= Task goal =
Return every record below exactly as written, omitting any pictures.

[[ Given records, beginning ]]

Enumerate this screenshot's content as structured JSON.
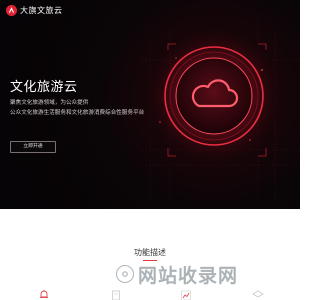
{
  "brand": {
    "name": "大旗文旅云",
    "accent_color": "#e02434"
  },
  "hero": {
    "title": "文化旅游云",
    "description_line1": "聚焦文化旅游领域，为公众提供",
    "description_line2": "公众文化旅游生活服务和文化旅游消费综合性服务平台",
    "button_label": "立即开通",
    "graphic_icon": "cloud-icon"
  },
  "features": {
    "title": "功能描述",
    "items": [
      {
        "icon": "bell-icon"
      },
      {
        "icon": "document-icon"
      },
      {
        "icon": "chart-icon"
      },
      {
        "icon": "layers-icon"
      }
    ]
  },
  "watermark": {
    "text": "网站收录网"
  }
}
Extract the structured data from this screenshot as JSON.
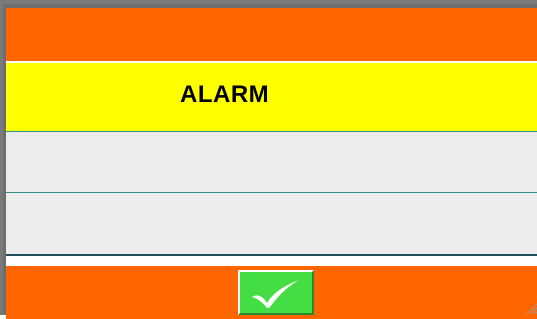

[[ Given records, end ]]

= Written reply =
Enumerate this screenshot's content as structured JSON.
{
  "brand": {
    "name": "大旗文旅云",
    "accent_color": "#e02434"
  },
  "hero": {
    "title": "文化旅游云",
    "description_line1": "聚焦文化旅游领域，为公众提供",
    "description_line2": "公众文化旅游生活服务和文化旅游消费综合性服务平台",
    "button_label": "立即开通",
    "graphic_icon": "cloud-icon"
  },
  "features": {
    "title": "功能描述",
    "items": [
      {
        "icon": "bell-icon"
      },
      {
        "icon": "document-icon"
      },
      {
        "icon": "chart-icon"
      },
      {
        "icon": "layers-icon"
      }
    ]
  },
  "watermark": {
    "text": "网站收录网"
  }
}
Extract the structured data from this screenshot as JSON.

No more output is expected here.